What prompted me to want to blog on the subject was a conversation I had with Peter V Brett about his latest book, The Daylight War which I review HERE.
The tl:dr on that is: excellent 5*, if you haven't started this series go buy The Warded Man right now and thank me later.
So, to the meat, which will shortly bring us full cycle to Chuck's well made points.
I was speaking to Peat shortly after the release of The Daylight War and we'd both been reading reviews on the book. As with every book ever published the range of reviews ran the whole gamut from toilet paper to holy tome of awesomeness. A quick check on Goodreads will show that the thousands to rate the book average on the awesome side of great.
A fair number of reviewers of any book point out things that didn't work for them. Some of them point these things out as if they were mistakes - as if there is a chance the author will on reading the review slap themselves soundly on the forehead and beseech the heavens, "If only I'd known!!"
The particular issue we talked about was pacing. A number of reviews picked out the pacing of the book as a failing in a 'what were you thinking' kind of way. As if Peat might be reading the review and suddenly (see diagram above) apply palm to forehead and say "OMFG! The pacing, I forgot all about that... what the hell was I thinking."
The complaint (far from universal) was that over the course of the book the actual progression of the foremost timeline is modest. [I have previously blogged on the issue of 'There is no NOW in storyland']. And additionally that the war on the demons makes only modest advances.
This takes us back to Chuck Wendig's point. In Peter Brett's five-book Demon Cycle there is a war between humans and demons. The demons are fascinating and we know little about them, gaining knowledge as we go. The reader wants (and I feel that desire as I read) to know about the demons. The reader wants to see the demons confronted, beaten, chased down into their world. The reader wants to meet the demon queen, learn the mysteries, the why and wherefore of it all...
The plain fact though is that we could have all that information spilled on us in 50 pages (10 probably) and we'd sit there holding the shards of the ruined story saying, 'Oh!' and realising far too late that we'd broken what we tried to reach for, like a baby trying to clutch the irridescence of a bubble.

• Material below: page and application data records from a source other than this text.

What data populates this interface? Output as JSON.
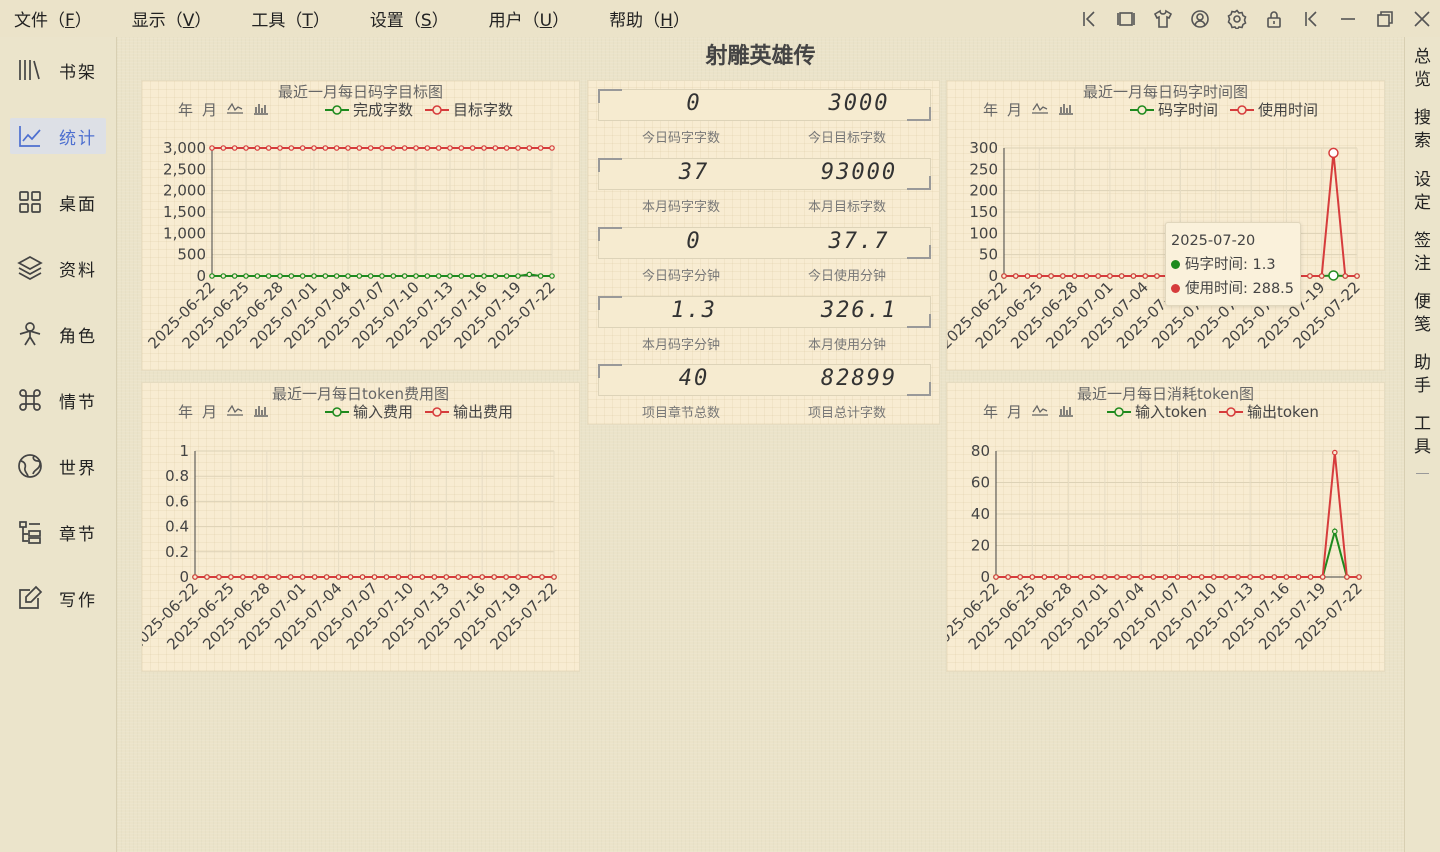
{
  "menu": [
    {
      "label": "文件",
      "key": "F"
    },
    {
      "label": "显示",
      "key": "V"
    },
    {
      "label": "工具",
      "key": "T"
    },
    {
      "label": "设置",
      "key": "S"
    },
    {
      "label": "用户",
      "key": "U"
    },
    {
      "label": "帮助",
      "key": "H"
    }
  ],
  "toolbar_icons": [
    "collapse-left-icon",
    "window-frame-icon",
    "shirt-theme-icon",
    "user-circle-icon",
    "gear-icon",
    "lock-icon",
    "chevron-left-icon",
    "minimize-icon",
    "restore-icon",
    "close-icon"
  ],
  "sidebar": {
    "items": [
      {
        "label": "书架",
        "icon": "bookshelf-icon"
      },
      {
        "label": "统计",
        "icon": "chart-line-icon",
        "active": true
      },
      {
        "label": "桌面",
        "icon": "grid-icon"
      },
      {
        "label": "资料",
        "icon": "layers-icon"
      },
      {
        "label": "角色",
        "icon": "person-icon"
      },
      {
        "label": "情节",
        "icon": "command-icon"
      },
      {
        "label": "世界",
        "icon": "globe-icon"
      },
      {
        "label": "章节",
        "icon": "tree-list-icon"
      },
      {
        "label": "写作",
        "icon": "edit-icon"
      }
    ]
  },
  "rightbar": {
    "items": [
      {
        "top": "总",
        "bottom": "览"
      },
      {
        "top": "搜",
        "bottom": "索"
      },
      {
        "top": "设",
        "bottom": "定"
      },
      {
        "top": "签",
        "bottom": "注"
      },
      {
        "top": "便",
        "bottom": "笺"
      },
      {
        "top": "助",
        "bottom": "手"
      },
      {
        "top": "工",
        "bottom": "具"
      }
    ]
  },
  "project_title": "射雕英雄传",
  "chart_toolbar": {
    "year": "年",
    "month": "月",
    "line": "line-chart-icon",
    "bar": "bar-chart-icon"
  },
  "stats": [
    {
      "left_value": "0",
      "left_label": "今日码字字数",
      "right_value": "3000",
      "right_label": "今日目标字数"
    },
    {
      "left_value": "37",
      "left_label": "本月码字字数",
      "right_value": "93000",
      "right_label": "本月目标字数"
    },
    {
      "left_value": "0",
      "left_label": "今日码字分钟",
      "right_value": "37.7",
      "right_label": "今日使用分钟"
    },
    {
      "left_value": "1.3",
      "left_label": "本月码字分钟",
      "right_value": "326.1",
      "right_label": "本月使用分钟"
    },
    {
      "left_value": "40",
      "left_label": "项目章节总数",
      "right_value": "82899",
      "right_label": "项目总计字数"
    }
  ],
  "tooltip": {
    "date": "2025-07-20",
    "row1": "码字时间: 1.3",
    "row2": "使用时间: 288.5"
  },
  "chart_data": [
    {
      "type": "line",
      "title": "最近一月每日码字目标图",
      "x": [
        "2025-06-22",
        "2025-06-23",
        "2025-06-24",
        "2025-06-25",
        "2025-06-26",
        "2025-06-27",
        "2025-06-28",
        "2025-06-29",
        "2025-06-30",
        "2025-07-01",
        "2025-07-02",
        "2025-07-03",
        "2025-07-04",
        "2025-07-05",
        "2025-07-06",
        "2025-07-07",
        "2025-07-08",
        "2025-07-09",
        "2025-07-10",
        "2025-07-11",
        "2025-07-12",
        "2025-07-13",
        "2025-07-14",
        "2025-07-15",
        "2025-07-16",
        "2025-07-17",
        "2025-07-18",
        "2025-07-19",
        "2025-07-20",
        "2025-07-21",
        "2025-07-22"
      ],
      "xticks": [
        "2025-06-22",
        "2025-06-25",
        "2025-06-28",
        "2025-07-01",
        "2025-07-04",
        "2025-07-07",
        "2025-07-10",
        "2025-07-13",
        "2025-07-16",
        "2025-07-19",
        "2025-07-22"
      ],
      "yticks": [
        "0",
        "500",
        "1,000",
        "1,500",
        "2,000",
        "2,500",
        "3,000"
      ],
      "ylim": [
        0,
        3000
      ],
      "series": [
        {
          "name": "完成字数",
          "color": "#1e8a1e",
          "values": [
            0,
            0,
            0,
            0,
            0,
            0,
            0,
            0,
            0,
            0,
            0,
            0,
            0,
            0,
            0,
            0,
            0,
            0,
            0,
            0,
            0,
            0,
            0,
            0,
            0,
            0,
            0,
            0,
            37,
            0,
            0
          ]
        },
        {
          "name": "目标字数",
          "color": "#d63c3c",
          "values": [
            3000,
            3000,
            3000,
            3000,
            3000,
            3000,
            3000,
            3000,
            3000,
            3000,
            3000,
            3000,
            3000,
            3000,
            3000,
            3000,
            3000,
            3000,
            3000,
            3000,
            3000,
            3000,
            3000,
            3000,
            3000,
            3000,
            3000,
            3000,
            3000,
            3000,
            3000
          ]
        }
      ]
    },
    {
      "type": "line",
      "title": "最近一月每日码字时间图",
      "x": [
        "2025-06-22",
        "2025-06-23",
        "2025-06-24",
        "2025-06-25",
        "2025-06-26",
        "2025-06-27",
        "2025-06-28",
        "2025-06-29",
        "2025-06-30",
        "2025-07-01",
        "2025-07-02",
        "2025-07-03",
        "2025-07-04",
        "2025-07-05",
        "2025-07-06",
        "2025-07-07",
        "2025-07-08",
        "2025-07-09",
        "2025-07-10",
        "2025-07-11",
        "2025-07-12",
        "2025-07-13",
        "2025-07-14",
        "2025-07-15",
        "2025-07-16",
        "2025-07-17",
        "2025-07-18",
        "2025-07-19",
        "2025-07-20",
        "2025-07-21",
        "2025-07-22"
      ],
      "xticks": [
        "2025-06-22",
        "2025-06-25",
        "2025-06-28",
        "2025-07-01",
        "2025-07-04",
        "2025-07-07",
        "2025-07-10",
        "2025-07-13",
        "2025-07-16",
        "2025-07-19",
        "2025-07-22"
      ],
      "yticks": [
        "0",
        "50",
        "100",
        "150",
        "200",
        "250",
        "300"
      ],
      "ylim": [
        0,
        300
      ],
      "series": [
        {
          "name": "码字时间",
          "color": "#1e8a1e",
          "values": [
            0,
            0,
            0,
            0,
            0,
            0,
            0,
            0,
            0,
            0,
            0,
            0,
            0,
            0,
            0,
            0,
            0,
            0,
            0,
            0,
            0,
            0,
            0,
            0,
            0,
            0,
            0,
            0,
            1.3,
            0,
            0
          ]
        },
        {
          "name": "使用时间",
          "color": "#d63c3c",
          "values": [
            0,
            0,
            0,
            0,
            0,
            0,
            0,
            0,
            0,
            0,
            0,
            0,
            0,
            0,
            0,
            0,
            0,
            0,
            0,
            0,
            0,
            0,
            0,
            0,
            0,
            0,
            0,
            0,
            288.5,
            0,
            0
          ]
        }
      ]
    },
    {
      "type": "line",
      "title": "最近一月每日token费用图",
      "x": [
        "2025-06-22",
        "2025-06-23",
        "2025-06-24",
        "2025-06-25",
        "2025-06-26",
        "2025-06-27",
        "2025-06-28",
        "2025-06-29",
        "2025-06-30",
        "2025-07-01",
        "2025-07-02",
        "2025-07-03",
        "2025-07-04",
        "2025-07-05",
        "2025-07-06",
        "2025-07-07",
        "2025-07-08",
        "2025-07-09",
        "2025-07-10",
        "2025-07-11",
        "2025-07-12",
        "2025-07-13",
        "2025-07-14",
        "2025-07-15",
        "2025-07-16",
        "2025-07-17",
        "2025-07-18",
        "2025-07-19",
        "2025-07-20",
        "2025-07-21",
        "2025-07-22"
      ],
      "xticks": [
        "2025-06-22",
        "2025-06-25",
        "2025-06-28",
        "2025-07-01",
        "2025-07-04",
        "2025-07-07",
        "2025-07-10",
        "2025-07-13",
        "2025-07-16",
        "2025-07-19",
        "2025-07-22"
      ],
      "yticks": [
        "0",
        "0.2",
        "0.4",
        "0.6",
        "0.8",
        "1"
      ],
      "ylim": [
        0,
        1
      ],
      "series": [
        {
          "name": "输入费用",
          "color": "#1e8a1e",
          "values": [
            0,
            0,
            0,
            0,
            0,
            0,
            0,
            0,
            0,
            0,
            0,
            0,
            0,
            0,
            0,
            0,
            0,
            0,
            0,
            0,
            0,
            0,
            0,
            0,
            0,
            0,
            0,
            0,
            0,
            0,
            0
          ]
        },
        {
          "name": "输出费用",
          "color": "#d63c3c",
          "values": [
            0,
            0,
            0,
            0,
            0,
            0,
            0,
            0,
            0,
            0,
            0,
            0,
            0,
            0,
            0,
            0,
            0,
            0,
            0,
            0,
            0,
            0,
            0,
            0,
            0,
            0,
            0,
            0,
            0,
            0,
            0
          ]
        }
      ]
    },
    {
      "type": "line",
      "title": "最近一月每日消耗token图",
      "x": [
        "2025-06-22",
        "2025-06-23",
        "2025-06-24",
        "2025-06-25",
        "2025-06-26",
        "2025-06-27",
        "2025-06-28",
        "2025-06-29",
        "2025-06-30",
        "2025-07-01",
        "2025-07-02",
        "2025-07-03",
        "2025-07-04",
        "2025-07-05",
        "2025-07-06",
        "2025-07-07",
        "2025-07-08",
        "2025-07-09",
        "2025-07-10",
        "2025-07-11",
        "2025-07-12",
        "2025-07-13",
        "2025-07-14",
        "2025-07-15",
        "2025-07-16",
        "2025-07-17",
        "2025-07-18",
        "2025-07-19",
        "2025-07-20",
        "2025-07-21",
        "2025-07-22"
      ],
      "xticks": [
        "2025-06-22",
        "2025-06-25",
        "2025-06-28",
        "2025-07-01",
        "2025-07-04",
        "2025-07-07",
        "2025-07-10",
        "2025-07-13",
        "2025-07-16",
        "2025-07-19",
        "2025-07-22"
      ],
      "yticks": [
        "0",
        "20",
        "40",
        "60",
        "80"
      ],
      "ylim": [
        0,
        80
      ],
      "series": [
        {
          "name": "输入token",
          "color": "#1e8a1e",
          "values": [
            0,
            0,
            0,
            0,
            0,
            0,
            0,
            0,
            0,
            0,
            0,
            0,
            0,
            0,
            0,
            0,
            0,
            0,
            0,
            0,
            0,
            0,
            0,
            0,
            0,
            0,
            0,
            0,
            29,
            0,
            0
          ]
        },
        {
          "name": "输出token",
          "color": "#d63c3c",
          "values": [
            0,
            0,
            0,
            0,
            0,
            0,
            0,
            0,
            0,
            0,
            0,
            0,
            0,
            0,
            0,
            0,
            0,
            0,
            0,
            0,
            0,
            0,
            0,
            0,
            0,
            0,
            0,
            0,
            79,
            0,
            0
          ]
        }
      ]
    }
  ]
}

(Fire Demon - by Luke Fielding)
Moreover - although the demons are fascinating... THE ARE NOT THE STORY. They are the pressure. The characters are the story and Brett puts them under pressure so we can see into them, so they can be exercised in front of us, so their story is driven on. And their story doesn't exist in any pretend 'now'. I'm learning about and enjoying the dynamics of these characters whether the things I'm being told about happened twenty years 'before' or 'right now' ... it's on the page in front of me - that's what matters. And the pace that really makes the difference to my enjoyment is the pace of the story about these people - not how rapidly the global conflict with demonkind is collapsed around me.

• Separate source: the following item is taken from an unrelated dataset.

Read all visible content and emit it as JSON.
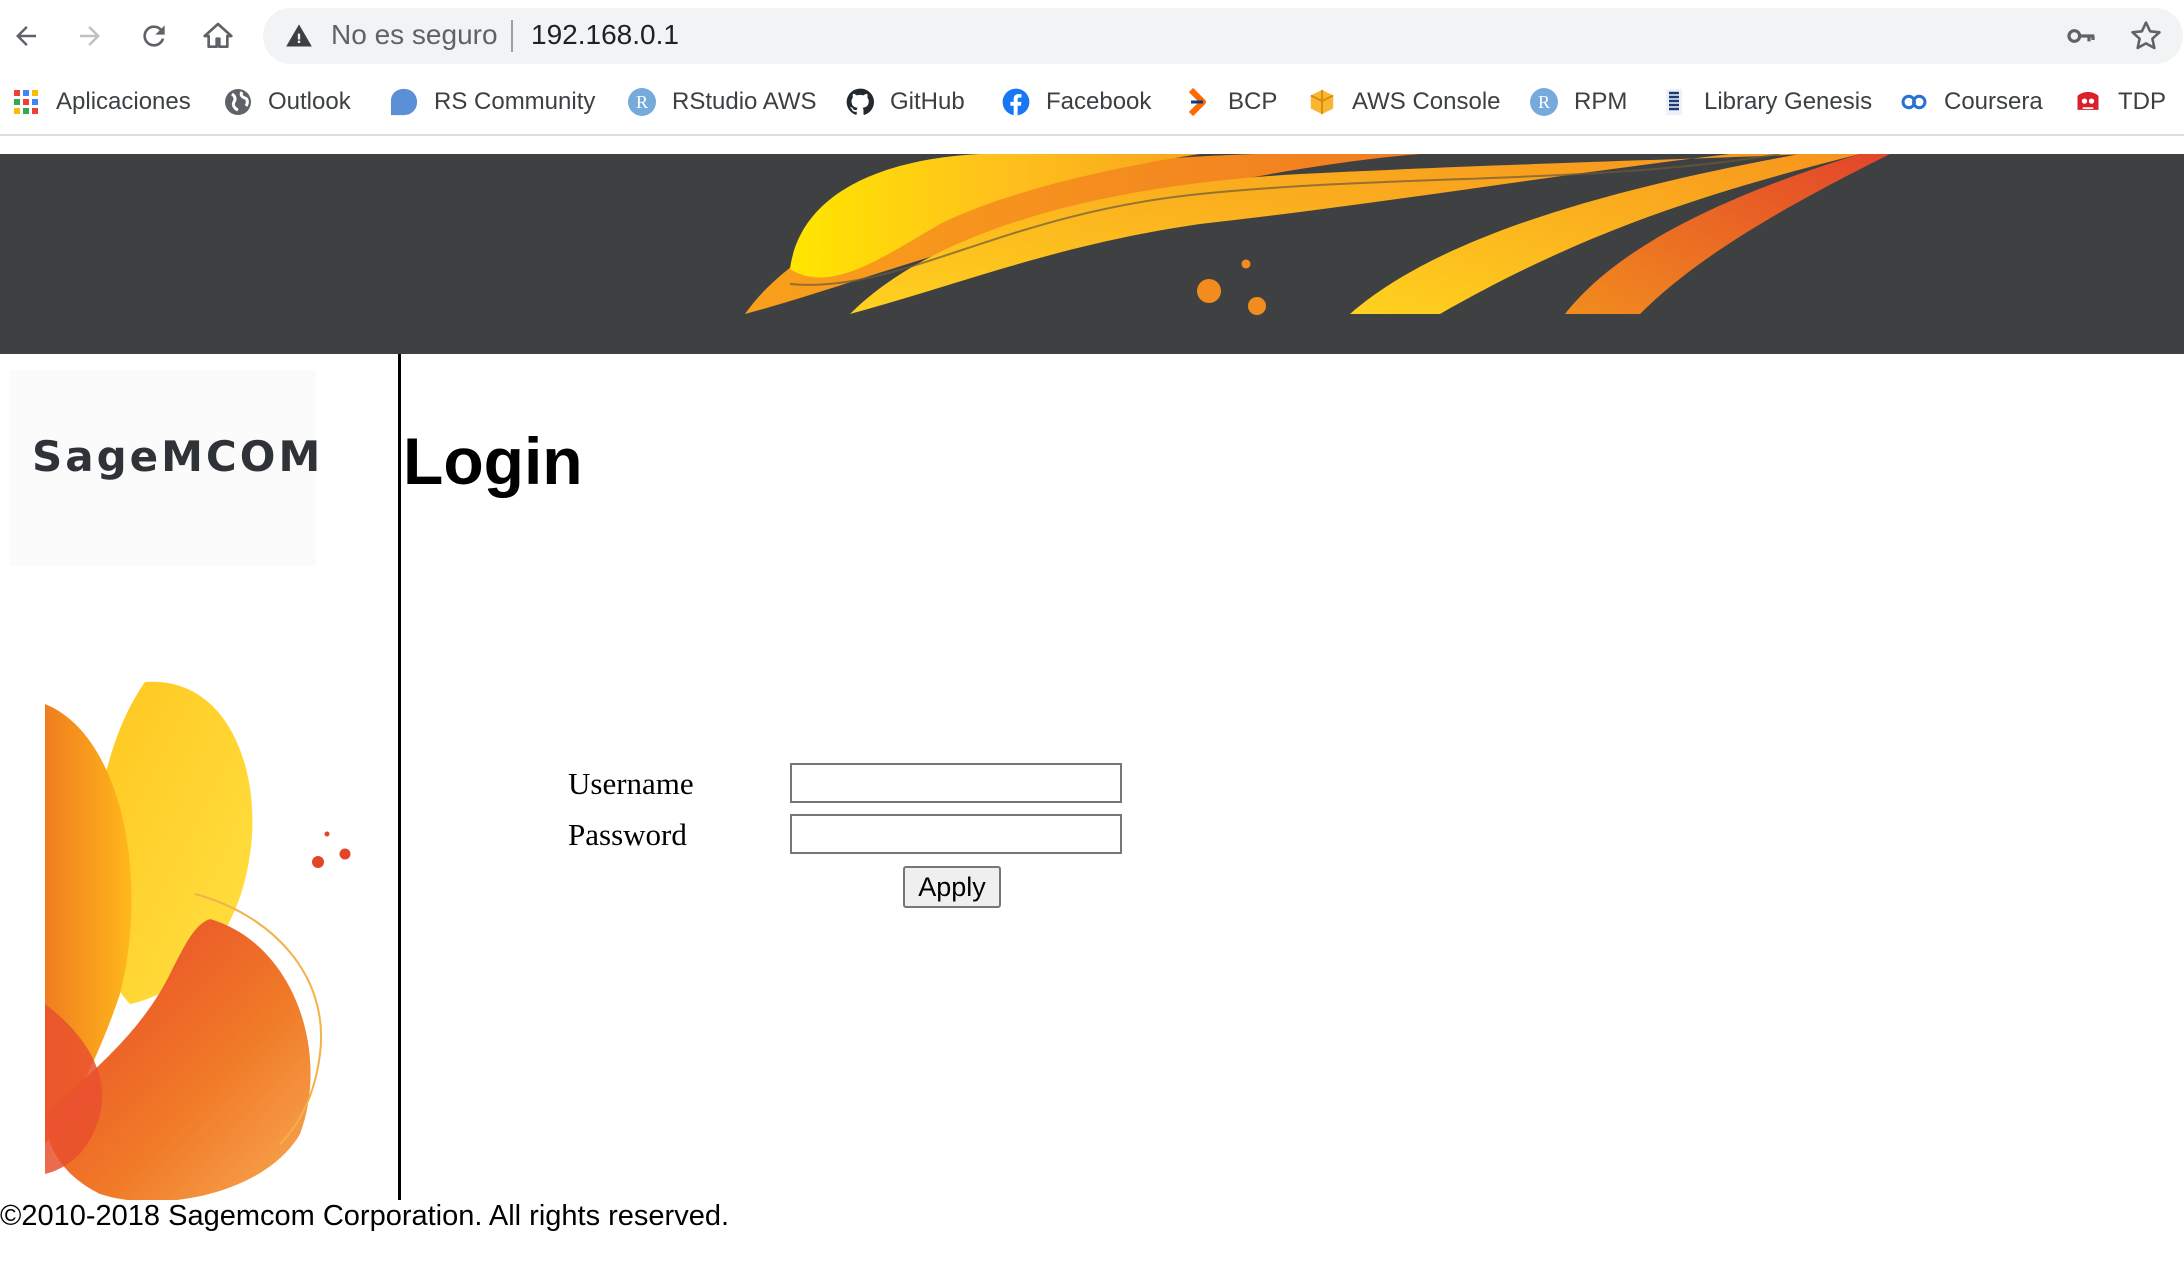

So that's the choice that Peat made here, not a mistake in pacing but a writing choice. It's a choice that like every important writing choice will work for some and not for others. It worked for me, it worked for a lot of people... check it out and see how it works for you.
Another truism of writing is that 'boss battles' are often anticlimactic. Even in video gaming boss battles often suck compared to the journey of reaching them. We think we want to see X confront Y and sort this out once and for all... but really, that's not the resolution we're looking for.
At the end of the day writing is a strip tease. The story could walk on and toss all its clothes on the floor in five seconds flat. you might think you want that - the story wants you to think you want that - but it's not going to give it to you because if it did you'd want your money back.